Action item:
From the first line to the last, reproduce the data exactly.

[Extracted records]
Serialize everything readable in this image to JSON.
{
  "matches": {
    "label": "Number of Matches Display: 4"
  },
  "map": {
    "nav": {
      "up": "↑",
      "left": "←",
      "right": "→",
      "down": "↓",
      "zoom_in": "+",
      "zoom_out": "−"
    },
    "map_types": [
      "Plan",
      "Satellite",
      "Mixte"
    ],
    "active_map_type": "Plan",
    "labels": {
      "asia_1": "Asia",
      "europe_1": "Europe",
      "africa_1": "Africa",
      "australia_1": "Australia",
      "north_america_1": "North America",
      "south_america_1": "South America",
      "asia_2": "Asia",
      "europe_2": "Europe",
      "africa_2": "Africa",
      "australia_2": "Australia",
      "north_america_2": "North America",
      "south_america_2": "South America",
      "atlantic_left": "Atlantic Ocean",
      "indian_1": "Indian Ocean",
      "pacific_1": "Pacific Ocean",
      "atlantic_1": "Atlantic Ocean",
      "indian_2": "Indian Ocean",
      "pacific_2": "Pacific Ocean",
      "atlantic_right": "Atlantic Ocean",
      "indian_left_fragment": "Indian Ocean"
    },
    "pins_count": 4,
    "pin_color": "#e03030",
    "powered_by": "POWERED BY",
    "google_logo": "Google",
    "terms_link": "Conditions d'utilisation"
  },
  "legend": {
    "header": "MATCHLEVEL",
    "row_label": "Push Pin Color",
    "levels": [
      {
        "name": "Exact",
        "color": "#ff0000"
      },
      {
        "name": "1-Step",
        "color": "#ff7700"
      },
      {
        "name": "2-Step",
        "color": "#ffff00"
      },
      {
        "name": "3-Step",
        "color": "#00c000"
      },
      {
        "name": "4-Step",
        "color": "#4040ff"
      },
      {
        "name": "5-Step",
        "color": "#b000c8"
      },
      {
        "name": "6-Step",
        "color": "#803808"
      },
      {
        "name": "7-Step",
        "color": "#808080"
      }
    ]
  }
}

Answer space:
Serialize everything readable in this image to JSON.
{
  "matches": {
    "label": "Number of Matches Display: 4"
  },
  "map": {
    "nav": {
      "up": "↑",
      "left": "←",
      "right": "→",
      "down": "↓",
      "zoom_in": "+",
      "zoom_out": "−"
    },
    "map_types": [
      "Plan",
      "Satellite",
      "Mixte"
    ],
    "active_map_type": "Plan",
    "labels": {
      "asia_1": "Asia",
      "europe_1": "Europe",
      "africa_1": "Africa",
      "australia_1": "Australia",
      "north_america_1": "North America",
      "south_america_1": "South America",
      "asia_2": "Asia",
      "europe_2": "Europe",
      "africa_2": "Africa",
      "australia_2": "Australia",
      "north_america_2": "North America",
      "south_america_2": "South America",
      "atlantic_left": "Atlantic Ocean",
      "indian_1": "Indian Ocean",
      "pacific_1": "Pacific Ocean",
      "atlantic_1": "Atlantic Ocean",
      "indian_2": "Indian Ocean",
      "pacific_2": "Pacific Ocean",
      "atlantic_right": "Atlantic Ocean",
      "indian_left_fragment": "Indian Ocean"
    },
    "pins_count": 4,
    "pin_color": "#e03030",
    "powered_by": "POWERED BY",
    "google_logo": "Google",
    "terms_link": "Conditions d'utilisation"
  },
  "legend": {
    "header": "MATCHLEVEL",
    "row_label": "Push Pin Color",
    "levels": [
      {
        "name": "Exact",
        "color": "#ff0000"
      },
      {
        "name": "1-Step",
        "color": "#ff7700"
      },
      {
        "name": "2-Step",
        "color": "#ffff00"
      },
      {
        "name": "3-Step",
        "color": "#00c000"
      },
      {
        "name": "4-Step",
        "color": "#4040ff"
      },
      {
        "name": "5-Step",
        "color": "#b000c8"
      },
      {
        "name": "6-Step",
        "color": "#803808"
      },
      {
        "name": "7-Step",
        "color": "#808080"
      }
    ]
  }
}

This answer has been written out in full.